"It's almost like Game of Thrones now," says Tommy Yune, the Creative Director for Robotech at Harmony Gold USA. The comparison to the HBO hit is warranted. For the elementary school kids of the 1980s, death in Robotech hit like the Red Wedding, swiftly and unexpectedly.Robotech was a lot of things. It was a soap opera that appealed to kids. It was a space odyssey set in a future that was almost the present. It was three separate Japanese cartoon series combined for an audience that didn't recognize the term anime. It's a show whose influence is still felt 28 years after it first aired in the U.S.
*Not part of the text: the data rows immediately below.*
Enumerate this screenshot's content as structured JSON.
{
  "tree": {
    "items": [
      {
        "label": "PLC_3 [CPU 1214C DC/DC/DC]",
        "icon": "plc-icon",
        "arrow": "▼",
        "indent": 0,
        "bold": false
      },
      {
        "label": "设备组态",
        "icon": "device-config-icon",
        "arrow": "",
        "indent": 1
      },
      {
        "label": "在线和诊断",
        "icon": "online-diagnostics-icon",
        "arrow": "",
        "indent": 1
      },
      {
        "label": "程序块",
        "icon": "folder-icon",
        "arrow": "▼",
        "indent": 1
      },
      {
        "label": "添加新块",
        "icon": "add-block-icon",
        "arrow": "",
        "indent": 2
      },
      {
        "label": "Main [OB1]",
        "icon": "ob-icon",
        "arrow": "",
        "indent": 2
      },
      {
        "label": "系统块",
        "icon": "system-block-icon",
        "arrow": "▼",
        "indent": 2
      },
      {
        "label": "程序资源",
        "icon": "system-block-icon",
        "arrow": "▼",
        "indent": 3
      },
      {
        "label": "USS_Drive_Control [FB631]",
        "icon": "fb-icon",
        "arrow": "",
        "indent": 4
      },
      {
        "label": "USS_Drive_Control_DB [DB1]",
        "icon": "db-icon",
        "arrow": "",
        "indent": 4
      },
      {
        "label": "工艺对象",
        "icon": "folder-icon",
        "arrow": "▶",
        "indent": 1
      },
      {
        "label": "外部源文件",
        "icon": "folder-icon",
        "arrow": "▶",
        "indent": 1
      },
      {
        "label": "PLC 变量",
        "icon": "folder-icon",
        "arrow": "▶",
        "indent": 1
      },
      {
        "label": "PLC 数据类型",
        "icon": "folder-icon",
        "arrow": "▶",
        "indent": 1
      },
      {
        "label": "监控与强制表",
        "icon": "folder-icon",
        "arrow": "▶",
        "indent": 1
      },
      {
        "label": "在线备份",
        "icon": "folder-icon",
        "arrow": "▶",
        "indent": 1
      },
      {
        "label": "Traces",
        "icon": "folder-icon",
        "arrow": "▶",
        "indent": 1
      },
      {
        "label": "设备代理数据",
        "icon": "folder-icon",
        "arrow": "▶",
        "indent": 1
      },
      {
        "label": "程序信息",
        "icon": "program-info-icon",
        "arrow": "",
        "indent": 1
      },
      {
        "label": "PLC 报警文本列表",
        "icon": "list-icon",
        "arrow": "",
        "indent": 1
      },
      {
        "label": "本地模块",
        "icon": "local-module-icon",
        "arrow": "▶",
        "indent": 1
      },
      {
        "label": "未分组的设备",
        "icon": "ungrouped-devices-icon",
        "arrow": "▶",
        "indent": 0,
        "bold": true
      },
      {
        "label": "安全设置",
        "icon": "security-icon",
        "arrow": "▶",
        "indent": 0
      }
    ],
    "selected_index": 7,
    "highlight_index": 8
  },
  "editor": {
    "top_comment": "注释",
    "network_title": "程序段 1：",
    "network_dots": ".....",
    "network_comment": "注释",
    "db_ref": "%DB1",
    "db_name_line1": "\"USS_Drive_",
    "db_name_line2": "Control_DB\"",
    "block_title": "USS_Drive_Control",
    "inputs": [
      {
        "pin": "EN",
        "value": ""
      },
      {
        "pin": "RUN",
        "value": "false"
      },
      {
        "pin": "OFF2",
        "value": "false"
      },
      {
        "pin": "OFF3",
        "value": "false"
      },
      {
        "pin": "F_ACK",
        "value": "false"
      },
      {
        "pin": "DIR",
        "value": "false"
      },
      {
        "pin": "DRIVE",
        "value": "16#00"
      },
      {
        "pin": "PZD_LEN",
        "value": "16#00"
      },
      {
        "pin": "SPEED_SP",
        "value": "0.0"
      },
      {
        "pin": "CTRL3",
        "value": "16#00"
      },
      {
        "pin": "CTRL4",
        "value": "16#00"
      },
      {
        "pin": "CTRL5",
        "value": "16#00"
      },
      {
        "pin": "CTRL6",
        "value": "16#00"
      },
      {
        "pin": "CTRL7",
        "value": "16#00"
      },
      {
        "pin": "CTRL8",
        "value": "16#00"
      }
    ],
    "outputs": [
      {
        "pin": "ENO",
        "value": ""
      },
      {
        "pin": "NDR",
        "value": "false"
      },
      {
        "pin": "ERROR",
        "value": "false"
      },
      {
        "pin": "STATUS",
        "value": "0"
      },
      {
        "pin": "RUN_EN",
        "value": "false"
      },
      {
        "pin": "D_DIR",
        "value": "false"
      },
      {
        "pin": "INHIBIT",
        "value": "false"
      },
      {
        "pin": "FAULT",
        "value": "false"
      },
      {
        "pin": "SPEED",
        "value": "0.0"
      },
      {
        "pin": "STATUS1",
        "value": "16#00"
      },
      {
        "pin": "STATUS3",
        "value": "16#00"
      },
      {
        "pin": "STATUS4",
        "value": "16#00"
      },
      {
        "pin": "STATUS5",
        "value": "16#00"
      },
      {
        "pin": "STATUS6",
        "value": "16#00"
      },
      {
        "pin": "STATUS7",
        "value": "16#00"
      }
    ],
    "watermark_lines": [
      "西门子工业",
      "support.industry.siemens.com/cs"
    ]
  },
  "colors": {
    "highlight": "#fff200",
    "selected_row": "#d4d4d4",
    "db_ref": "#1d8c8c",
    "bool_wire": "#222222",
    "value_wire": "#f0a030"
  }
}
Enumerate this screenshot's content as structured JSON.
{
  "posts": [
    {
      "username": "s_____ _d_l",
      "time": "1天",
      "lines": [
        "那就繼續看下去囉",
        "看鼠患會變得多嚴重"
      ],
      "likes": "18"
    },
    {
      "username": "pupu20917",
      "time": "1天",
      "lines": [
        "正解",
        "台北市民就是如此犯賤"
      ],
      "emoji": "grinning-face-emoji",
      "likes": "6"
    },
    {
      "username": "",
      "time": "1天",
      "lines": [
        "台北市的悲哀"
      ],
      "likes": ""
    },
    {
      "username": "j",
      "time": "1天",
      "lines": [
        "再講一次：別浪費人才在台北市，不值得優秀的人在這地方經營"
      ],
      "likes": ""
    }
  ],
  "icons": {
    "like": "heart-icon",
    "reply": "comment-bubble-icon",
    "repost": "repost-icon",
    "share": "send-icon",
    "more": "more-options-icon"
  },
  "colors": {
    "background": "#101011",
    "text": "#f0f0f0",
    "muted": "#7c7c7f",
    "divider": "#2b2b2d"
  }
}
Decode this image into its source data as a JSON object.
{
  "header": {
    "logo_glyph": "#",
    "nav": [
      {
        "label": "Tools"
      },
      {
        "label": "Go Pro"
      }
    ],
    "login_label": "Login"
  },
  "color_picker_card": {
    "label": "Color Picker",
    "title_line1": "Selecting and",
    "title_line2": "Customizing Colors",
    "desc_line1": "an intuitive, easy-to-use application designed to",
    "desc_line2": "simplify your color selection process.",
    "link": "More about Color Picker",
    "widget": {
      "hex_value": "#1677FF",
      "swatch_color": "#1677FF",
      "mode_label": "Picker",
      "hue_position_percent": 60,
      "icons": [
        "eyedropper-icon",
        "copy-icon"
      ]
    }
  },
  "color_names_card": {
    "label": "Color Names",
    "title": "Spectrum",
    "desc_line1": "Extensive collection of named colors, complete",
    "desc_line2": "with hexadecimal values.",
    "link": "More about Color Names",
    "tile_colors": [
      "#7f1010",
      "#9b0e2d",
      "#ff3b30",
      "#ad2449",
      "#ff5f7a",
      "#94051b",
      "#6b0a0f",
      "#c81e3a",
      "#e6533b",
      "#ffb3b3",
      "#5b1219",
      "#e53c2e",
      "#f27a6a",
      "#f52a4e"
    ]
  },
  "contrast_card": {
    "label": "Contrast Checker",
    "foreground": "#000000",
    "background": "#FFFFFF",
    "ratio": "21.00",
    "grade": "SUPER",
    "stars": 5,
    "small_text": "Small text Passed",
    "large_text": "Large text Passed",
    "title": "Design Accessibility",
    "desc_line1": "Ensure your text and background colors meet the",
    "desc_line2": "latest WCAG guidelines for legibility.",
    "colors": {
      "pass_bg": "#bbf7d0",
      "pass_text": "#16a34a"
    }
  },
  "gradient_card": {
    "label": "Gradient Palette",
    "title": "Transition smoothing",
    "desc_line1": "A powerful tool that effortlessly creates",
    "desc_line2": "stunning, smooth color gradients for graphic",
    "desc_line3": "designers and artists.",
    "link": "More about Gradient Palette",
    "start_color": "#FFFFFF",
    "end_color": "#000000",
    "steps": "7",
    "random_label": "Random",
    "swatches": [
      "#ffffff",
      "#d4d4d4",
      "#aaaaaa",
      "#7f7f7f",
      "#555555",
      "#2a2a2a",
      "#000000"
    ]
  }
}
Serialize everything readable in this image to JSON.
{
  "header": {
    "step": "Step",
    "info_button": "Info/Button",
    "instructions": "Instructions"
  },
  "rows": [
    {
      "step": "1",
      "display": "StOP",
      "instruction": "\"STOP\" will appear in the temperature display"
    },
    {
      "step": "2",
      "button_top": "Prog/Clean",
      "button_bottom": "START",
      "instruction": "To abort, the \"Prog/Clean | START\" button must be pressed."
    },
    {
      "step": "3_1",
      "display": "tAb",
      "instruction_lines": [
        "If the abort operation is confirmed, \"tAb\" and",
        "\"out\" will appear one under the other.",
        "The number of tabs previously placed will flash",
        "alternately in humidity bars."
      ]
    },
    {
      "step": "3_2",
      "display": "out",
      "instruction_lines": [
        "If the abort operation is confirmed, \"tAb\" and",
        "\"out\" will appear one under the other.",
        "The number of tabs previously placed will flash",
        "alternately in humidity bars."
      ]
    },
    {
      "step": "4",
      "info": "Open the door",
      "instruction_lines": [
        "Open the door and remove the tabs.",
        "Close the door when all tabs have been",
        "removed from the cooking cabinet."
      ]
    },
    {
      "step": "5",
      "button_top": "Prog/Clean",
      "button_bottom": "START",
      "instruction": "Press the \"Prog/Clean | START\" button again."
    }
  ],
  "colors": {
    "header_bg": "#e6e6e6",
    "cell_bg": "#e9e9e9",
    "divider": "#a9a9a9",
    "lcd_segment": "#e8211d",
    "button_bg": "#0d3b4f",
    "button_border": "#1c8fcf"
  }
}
Harmony Gold's Sunset Boulevard headquarters appear ordinary from the outside. These days, the nondescript office building is best known for a large theater on its ground floor. It's home to a lot of private screenings, as well as the occasional film festival. Head upstairs, though, and the legacy of Robotech spills out into the hallways. There are posters and a plaster statue of a very large robot. There are offices filled with collectible toys, rare box sets and other ephemera. Then there are the vaults -- multiple, closely guarded rooms filled with the footage that made this phenomenon possible.
There are tapes of the show in a variety of formats that are ready for broadcast. Master recordings of the music used in the show. Tucked into a corner one of the archival rooms are the origins of Robotech, a collection of 16 mm reels that came from Japan.